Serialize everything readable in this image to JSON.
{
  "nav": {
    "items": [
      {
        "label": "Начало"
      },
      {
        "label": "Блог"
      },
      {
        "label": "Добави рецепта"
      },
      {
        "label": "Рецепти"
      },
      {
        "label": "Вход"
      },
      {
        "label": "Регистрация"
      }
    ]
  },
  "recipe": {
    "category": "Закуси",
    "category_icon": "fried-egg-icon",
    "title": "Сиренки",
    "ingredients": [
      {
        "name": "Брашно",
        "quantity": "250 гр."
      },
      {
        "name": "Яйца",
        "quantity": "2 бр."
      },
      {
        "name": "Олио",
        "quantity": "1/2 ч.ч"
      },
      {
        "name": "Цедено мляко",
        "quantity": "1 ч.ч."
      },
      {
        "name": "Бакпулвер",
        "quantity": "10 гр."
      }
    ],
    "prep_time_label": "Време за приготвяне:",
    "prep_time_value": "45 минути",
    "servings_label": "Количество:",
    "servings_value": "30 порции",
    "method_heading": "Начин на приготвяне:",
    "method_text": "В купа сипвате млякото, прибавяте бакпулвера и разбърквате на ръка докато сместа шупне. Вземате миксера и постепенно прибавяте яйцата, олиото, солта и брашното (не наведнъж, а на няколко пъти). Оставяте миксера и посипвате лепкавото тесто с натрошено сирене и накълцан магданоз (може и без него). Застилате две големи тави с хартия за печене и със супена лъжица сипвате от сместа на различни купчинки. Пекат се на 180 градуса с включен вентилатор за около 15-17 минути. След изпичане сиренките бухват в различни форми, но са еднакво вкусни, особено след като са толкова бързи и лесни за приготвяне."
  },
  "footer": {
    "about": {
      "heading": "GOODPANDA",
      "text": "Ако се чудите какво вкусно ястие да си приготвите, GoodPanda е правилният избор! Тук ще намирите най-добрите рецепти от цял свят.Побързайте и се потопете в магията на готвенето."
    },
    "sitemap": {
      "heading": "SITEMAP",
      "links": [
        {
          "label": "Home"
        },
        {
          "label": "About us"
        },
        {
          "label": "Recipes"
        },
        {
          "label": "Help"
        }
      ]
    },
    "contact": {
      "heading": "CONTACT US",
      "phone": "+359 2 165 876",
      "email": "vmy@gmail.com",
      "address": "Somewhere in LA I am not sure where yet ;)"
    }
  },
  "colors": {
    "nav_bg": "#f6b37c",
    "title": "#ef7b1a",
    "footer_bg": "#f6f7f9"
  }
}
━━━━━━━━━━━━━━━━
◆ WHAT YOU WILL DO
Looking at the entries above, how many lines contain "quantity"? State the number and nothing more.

◆ ANSWER SECTION
5